About this task » Reproduce the listing below word for word, with no pictures.

Records to use »
----
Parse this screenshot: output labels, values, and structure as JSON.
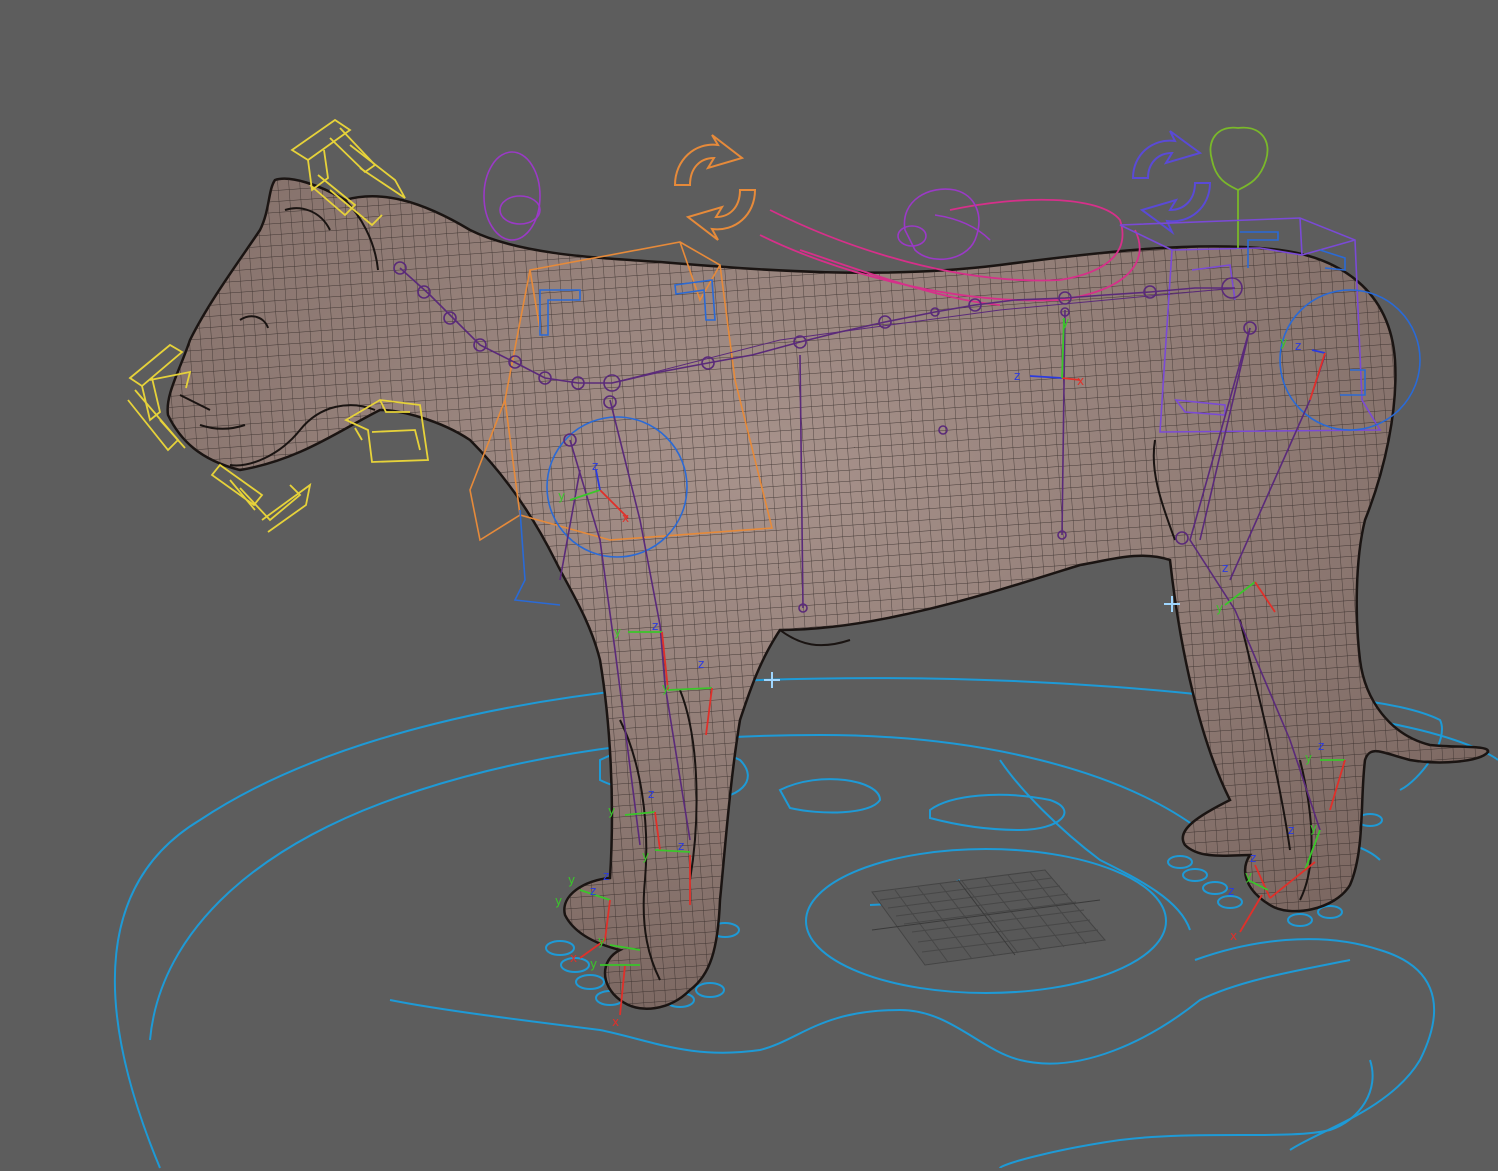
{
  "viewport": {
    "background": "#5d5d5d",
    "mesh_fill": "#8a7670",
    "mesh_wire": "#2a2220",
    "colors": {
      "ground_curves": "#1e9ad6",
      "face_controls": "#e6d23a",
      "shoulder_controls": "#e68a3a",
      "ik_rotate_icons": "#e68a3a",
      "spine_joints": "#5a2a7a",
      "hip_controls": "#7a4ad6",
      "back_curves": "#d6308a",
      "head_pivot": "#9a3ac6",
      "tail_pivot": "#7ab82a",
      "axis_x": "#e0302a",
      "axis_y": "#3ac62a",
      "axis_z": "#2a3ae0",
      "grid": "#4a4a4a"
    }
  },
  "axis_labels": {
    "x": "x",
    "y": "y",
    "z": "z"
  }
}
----
Problem solution »
Parse this screenshot: output labels, values, and structure as JSON.
{
  "viewport": {
    "background": "#5d5d5d",
    "mesh_fill": "#8a7670",
    "mesh_wire": "#2a2220",
    "colors": {
      "ground_curves": "#1e9ad6",
      "face_controls": "#e6d23a",
      "shoulder_controls": "#e68a3a",
      "ik_rotate_icons": "#e68a3a",
      "spine_joints": "#5a2a7a",
      "hip_controls": "#7a4ad6",
      "back_curves": "#d6308a",
      "head_pivot": "#9a3ac6",
      "tail_pivot": "#7ab82a",
      "axis_x": "#e0302a",
      "axis_y": "#3ac62a",
      "axis_z": "#2a3ae0",
      "grid": "#4a4a4a"
    }
  },
  "axis_labels": {
    "x": "x",
    "y": "y",
    "z": "z"
  }
}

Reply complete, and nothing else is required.